__Task details__: Leave out every line that comes before the one containing "Parse this screenshot: output", and reproduce the rest of the listing below exactly, through its last line.

____________

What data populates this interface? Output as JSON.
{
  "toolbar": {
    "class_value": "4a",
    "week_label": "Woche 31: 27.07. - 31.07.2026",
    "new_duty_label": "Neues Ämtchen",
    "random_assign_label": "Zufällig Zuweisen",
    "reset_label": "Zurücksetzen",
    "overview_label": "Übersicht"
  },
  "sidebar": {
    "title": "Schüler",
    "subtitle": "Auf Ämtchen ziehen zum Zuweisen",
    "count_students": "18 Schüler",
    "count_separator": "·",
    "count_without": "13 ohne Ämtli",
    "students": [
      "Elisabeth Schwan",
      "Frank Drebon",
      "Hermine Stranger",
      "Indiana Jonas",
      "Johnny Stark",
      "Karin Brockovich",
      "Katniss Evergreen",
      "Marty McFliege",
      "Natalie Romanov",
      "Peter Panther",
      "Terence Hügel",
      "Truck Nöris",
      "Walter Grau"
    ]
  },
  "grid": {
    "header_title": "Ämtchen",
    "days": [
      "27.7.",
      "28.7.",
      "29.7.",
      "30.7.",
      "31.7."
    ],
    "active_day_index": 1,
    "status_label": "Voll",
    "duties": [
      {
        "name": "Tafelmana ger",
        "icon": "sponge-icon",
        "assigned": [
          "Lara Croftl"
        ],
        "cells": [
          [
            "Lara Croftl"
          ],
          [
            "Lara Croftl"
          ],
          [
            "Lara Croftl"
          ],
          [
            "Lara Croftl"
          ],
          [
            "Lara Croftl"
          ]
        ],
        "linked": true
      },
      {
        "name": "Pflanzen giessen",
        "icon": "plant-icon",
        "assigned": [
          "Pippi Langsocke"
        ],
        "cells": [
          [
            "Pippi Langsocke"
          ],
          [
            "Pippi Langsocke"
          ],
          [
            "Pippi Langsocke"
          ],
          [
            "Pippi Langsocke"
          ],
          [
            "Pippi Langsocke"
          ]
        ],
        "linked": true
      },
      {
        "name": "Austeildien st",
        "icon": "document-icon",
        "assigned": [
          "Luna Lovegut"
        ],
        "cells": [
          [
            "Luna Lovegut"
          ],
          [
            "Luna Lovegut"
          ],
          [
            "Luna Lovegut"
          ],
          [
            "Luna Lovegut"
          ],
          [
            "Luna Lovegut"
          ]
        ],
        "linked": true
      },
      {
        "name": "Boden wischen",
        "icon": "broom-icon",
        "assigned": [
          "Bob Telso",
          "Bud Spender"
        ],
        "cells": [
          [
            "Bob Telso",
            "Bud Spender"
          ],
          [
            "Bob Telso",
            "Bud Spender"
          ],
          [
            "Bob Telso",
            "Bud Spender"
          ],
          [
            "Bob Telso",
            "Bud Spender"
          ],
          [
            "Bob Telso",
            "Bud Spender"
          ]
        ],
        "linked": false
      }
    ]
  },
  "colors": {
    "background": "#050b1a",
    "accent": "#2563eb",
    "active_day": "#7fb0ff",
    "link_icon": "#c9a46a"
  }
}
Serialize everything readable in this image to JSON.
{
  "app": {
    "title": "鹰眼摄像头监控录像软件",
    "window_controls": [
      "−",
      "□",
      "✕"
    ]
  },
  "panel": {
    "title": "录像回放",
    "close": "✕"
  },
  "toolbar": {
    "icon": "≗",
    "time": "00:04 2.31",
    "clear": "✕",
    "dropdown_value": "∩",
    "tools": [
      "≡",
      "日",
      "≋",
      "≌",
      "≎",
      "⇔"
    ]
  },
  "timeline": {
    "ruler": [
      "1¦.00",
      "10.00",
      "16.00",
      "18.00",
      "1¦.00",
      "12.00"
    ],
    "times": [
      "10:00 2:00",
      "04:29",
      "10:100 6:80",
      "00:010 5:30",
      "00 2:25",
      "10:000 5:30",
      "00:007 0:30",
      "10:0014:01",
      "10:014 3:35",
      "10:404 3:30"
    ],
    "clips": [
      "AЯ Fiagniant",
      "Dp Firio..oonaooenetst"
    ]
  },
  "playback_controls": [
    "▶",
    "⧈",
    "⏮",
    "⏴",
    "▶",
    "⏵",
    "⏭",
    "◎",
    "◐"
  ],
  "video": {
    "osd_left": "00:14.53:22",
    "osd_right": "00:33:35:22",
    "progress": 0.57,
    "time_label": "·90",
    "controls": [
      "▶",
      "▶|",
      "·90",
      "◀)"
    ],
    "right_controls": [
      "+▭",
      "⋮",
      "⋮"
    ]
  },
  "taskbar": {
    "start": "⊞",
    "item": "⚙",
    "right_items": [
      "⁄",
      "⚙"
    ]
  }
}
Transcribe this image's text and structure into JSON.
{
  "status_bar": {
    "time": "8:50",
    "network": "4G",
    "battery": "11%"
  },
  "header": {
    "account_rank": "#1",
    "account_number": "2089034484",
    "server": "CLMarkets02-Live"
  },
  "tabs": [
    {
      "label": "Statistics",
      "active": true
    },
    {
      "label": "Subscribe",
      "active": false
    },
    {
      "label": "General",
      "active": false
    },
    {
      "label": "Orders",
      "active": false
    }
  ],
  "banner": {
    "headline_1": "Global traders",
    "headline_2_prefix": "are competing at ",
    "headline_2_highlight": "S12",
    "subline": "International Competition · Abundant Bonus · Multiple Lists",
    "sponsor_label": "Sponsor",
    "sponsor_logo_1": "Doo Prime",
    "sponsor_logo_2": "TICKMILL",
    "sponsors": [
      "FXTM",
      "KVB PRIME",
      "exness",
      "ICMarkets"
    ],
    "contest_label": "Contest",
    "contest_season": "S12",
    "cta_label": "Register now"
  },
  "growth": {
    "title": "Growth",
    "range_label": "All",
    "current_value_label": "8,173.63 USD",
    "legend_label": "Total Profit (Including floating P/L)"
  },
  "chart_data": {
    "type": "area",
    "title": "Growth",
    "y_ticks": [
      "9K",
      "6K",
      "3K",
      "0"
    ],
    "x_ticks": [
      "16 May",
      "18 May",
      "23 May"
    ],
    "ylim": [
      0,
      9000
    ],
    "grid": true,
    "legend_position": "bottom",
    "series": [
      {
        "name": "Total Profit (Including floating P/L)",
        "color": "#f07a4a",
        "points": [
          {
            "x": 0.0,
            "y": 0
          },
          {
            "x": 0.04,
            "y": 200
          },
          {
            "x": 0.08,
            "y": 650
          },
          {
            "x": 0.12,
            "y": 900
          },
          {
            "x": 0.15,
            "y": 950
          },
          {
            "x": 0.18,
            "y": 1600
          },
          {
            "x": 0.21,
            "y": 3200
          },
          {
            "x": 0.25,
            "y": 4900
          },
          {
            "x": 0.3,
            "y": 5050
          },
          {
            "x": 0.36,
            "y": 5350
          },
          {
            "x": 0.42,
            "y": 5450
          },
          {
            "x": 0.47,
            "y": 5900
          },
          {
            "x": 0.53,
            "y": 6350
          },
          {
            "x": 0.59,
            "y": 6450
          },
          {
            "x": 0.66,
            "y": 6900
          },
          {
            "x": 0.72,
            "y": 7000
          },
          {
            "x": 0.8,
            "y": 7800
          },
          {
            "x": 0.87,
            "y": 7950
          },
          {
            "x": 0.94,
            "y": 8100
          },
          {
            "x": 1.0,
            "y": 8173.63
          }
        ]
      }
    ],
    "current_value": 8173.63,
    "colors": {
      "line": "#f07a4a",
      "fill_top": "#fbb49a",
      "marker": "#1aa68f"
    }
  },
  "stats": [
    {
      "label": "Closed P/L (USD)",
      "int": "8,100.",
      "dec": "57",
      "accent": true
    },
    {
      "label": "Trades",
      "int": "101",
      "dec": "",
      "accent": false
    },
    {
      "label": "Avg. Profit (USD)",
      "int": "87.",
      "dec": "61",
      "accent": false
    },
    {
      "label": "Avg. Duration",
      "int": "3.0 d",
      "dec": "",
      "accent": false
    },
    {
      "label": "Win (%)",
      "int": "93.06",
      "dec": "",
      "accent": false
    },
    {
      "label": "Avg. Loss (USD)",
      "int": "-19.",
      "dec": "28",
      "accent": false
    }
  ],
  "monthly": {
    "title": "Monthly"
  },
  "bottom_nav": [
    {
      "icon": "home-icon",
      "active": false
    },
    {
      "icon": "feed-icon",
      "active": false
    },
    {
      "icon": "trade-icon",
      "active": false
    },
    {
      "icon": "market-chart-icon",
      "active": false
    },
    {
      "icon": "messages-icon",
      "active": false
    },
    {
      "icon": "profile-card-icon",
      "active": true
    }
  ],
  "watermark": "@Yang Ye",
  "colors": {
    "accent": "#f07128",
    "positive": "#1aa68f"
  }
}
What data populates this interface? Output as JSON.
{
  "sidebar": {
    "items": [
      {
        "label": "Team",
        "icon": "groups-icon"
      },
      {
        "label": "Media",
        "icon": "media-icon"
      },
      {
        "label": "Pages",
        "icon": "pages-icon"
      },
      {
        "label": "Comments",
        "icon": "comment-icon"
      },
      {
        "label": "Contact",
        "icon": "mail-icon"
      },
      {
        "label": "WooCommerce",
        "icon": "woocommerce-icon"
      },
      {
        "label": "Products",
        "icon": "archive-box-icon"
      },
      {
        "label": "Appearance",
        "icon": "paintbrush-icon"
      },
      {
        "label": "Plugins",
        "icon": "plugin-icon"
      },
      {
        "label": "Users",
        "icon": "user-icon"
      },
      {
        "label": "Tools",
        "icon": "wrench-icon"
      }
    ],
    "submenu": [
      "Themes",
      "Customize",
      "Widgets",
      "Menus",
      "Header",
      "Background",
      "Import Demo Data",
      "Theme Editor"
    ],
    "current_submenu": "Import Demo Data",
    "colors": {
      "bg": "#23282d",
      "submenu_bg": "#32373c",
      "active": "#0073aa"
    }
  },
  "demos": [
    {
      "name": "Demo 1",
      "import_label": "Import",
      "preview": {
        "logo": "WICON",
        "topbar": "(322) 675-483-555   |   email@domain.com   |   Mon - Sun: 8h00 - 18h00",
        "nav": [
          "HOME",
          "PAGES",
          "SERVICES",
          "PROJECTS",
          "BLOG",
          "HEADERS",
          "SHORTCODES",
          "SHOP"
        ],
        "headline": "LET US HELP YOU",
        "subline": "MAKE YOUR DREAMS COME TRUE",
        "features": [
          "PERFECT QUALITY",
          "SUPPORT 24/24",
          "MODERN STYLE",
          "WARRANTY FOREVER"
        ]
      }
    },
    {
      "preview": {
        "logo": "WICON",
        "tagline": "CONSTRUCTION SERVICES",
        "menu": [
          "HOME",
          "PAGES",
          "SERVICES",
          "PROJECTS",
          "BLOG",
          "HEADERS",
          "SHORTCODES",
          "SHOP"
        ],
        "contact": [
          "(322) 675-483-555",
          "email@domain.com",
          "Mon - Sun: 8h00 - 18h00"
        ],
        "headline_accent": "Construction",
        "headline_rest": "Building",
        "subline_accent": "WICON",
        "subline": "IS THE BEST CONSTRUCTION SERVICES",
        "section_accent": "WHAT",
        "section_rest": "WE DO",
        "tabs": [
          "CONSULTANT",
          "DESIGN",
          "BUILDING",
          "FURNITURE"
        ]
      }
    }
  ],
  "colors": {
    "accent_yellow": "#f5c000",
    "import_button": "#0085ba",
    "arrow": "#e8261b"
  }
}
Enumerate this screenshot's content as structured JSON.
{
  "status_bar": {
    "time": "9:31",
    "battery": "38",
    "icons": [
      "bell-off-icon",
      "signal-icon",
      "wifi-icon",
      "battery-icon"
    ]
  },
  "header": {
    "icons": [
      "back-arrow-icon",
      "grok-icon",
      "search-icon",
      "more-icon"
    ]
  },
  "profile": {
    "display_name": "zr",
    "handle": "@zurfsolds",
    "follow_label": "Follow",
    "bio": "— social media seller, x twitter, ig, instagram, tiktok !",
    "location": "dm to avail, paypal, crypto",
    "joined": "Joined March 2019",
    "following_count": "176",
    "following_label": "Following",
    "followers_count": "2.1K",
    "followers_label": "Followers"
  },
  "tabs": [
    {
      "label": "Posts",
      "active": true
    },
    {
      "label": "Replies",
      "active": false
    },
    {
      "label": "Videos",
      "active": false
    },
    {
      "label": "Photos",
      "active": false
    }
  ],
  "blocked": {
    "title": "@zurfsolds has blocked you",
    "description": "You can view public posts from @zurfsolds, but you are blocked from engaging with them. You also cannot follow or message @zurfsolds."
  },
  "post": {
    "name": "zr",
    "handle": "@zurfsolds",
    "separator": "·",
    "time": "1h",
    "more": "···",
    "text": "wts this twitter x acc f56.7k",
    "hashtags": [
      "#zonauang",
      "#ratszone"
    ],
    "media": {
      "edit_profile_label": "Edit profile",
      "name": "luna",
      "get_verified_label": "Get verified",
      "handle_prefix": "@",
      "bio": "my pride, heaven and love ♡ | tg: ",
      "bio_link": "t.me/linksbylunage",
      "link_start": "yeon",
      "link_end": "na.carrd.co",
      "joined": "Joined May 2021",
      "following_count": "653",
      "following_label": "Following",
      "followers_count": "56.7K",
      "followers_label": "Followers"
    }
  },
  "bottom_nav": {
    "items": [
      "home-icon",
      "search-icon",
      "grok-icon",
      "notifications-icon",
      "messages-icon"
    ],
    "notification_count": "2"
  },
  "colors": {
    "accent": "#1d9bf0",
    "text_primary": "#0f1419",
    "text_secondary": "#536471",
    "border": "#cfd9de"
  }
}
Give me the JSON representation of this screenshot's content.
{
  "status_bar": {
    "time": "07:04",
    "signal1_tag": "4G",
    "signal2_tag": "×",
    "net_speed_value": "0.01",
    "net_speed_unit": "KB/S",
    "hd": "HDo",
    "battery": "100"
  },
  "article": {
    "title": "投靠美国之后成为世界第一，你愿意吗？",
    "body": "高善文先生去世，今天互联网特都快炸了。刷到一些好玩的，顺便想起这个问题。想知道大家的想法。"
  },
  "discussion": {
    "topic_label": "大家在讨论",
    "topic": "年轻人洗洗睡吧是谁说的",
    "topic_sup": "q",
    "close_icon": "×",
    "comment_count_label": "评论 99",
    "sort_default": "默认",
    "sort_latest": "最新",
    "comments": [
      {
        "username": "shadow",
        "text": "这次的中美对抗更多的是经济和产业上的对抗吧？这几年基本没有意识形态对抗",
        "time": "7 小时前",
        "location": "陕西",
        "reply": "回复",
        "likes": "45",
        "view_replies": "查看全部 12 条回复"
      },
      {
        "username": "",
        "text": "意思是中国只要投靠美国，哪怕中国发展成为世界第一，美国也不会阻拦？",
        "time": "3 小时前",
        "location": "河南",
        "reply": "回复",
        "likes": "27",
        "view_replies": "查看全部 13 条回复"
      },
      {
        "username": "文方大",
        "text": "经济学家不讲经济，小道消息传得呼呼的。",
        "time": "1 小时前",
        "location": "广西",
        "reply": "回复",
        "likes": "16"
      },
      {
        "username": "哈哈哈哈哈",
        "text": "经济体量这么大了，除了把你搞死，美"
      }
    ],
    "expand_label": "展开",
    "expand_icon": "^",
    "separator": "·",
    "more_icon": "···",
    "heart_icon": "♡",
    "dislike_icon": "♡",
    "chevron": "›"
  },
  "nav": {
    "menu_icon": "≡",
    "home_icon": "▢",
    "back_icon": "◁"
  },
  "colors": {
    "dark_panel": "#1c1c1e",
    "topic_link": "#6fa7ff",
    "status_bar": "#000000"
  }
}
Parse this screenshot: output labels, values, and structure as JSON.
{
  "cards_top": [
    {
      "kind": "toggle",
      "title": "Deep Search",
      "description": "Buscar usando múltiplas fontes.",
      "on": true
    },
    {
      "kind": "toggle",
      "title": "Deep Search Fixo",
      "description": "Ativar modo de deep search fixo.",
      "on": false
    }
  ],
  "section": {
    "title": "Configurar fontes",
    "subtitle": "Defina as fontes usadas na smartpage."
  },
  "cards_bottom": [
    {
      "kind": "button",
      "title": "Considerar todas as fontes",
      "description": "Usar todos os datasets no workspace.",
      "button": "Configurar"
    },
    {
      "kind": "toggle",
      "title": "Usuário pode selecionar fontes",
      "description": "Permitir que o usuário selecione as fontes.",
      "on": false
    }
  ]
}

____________

__Response for this exercise__:
Parse this screenshot: output labels, values, and structure as JSON.
{
  "cards_top": [
    {
      "kind": "toggle",
      "title": "Deep Search",
      "description": "Buscar usando múltiplas fontes.",
      "on": true
    },
    {
      "kind": "toggle",
      "title": "Deep Search Fixo",
      "description": "Ativar modo de deep search fixo.",
      "on": false
    }
  ],
  "section": {
    "title": "Configurar fontes",
    "subtitle": "Defina as fontes usadas na smartpage."
  },
  "cards_bottom": [
    {
      "kind": "button",
      "title": "Considerar todas as fontes",
      "description": "Usar todos os datasets no workspace.",
      "button": "Configurar"
    },
    {
      "kind": "toggle",
      "title": "Usuário pode selecionar fontes",
      "description": "Permitir que o usuário selecione as fontes.",
      "on": false
    }
  ]
}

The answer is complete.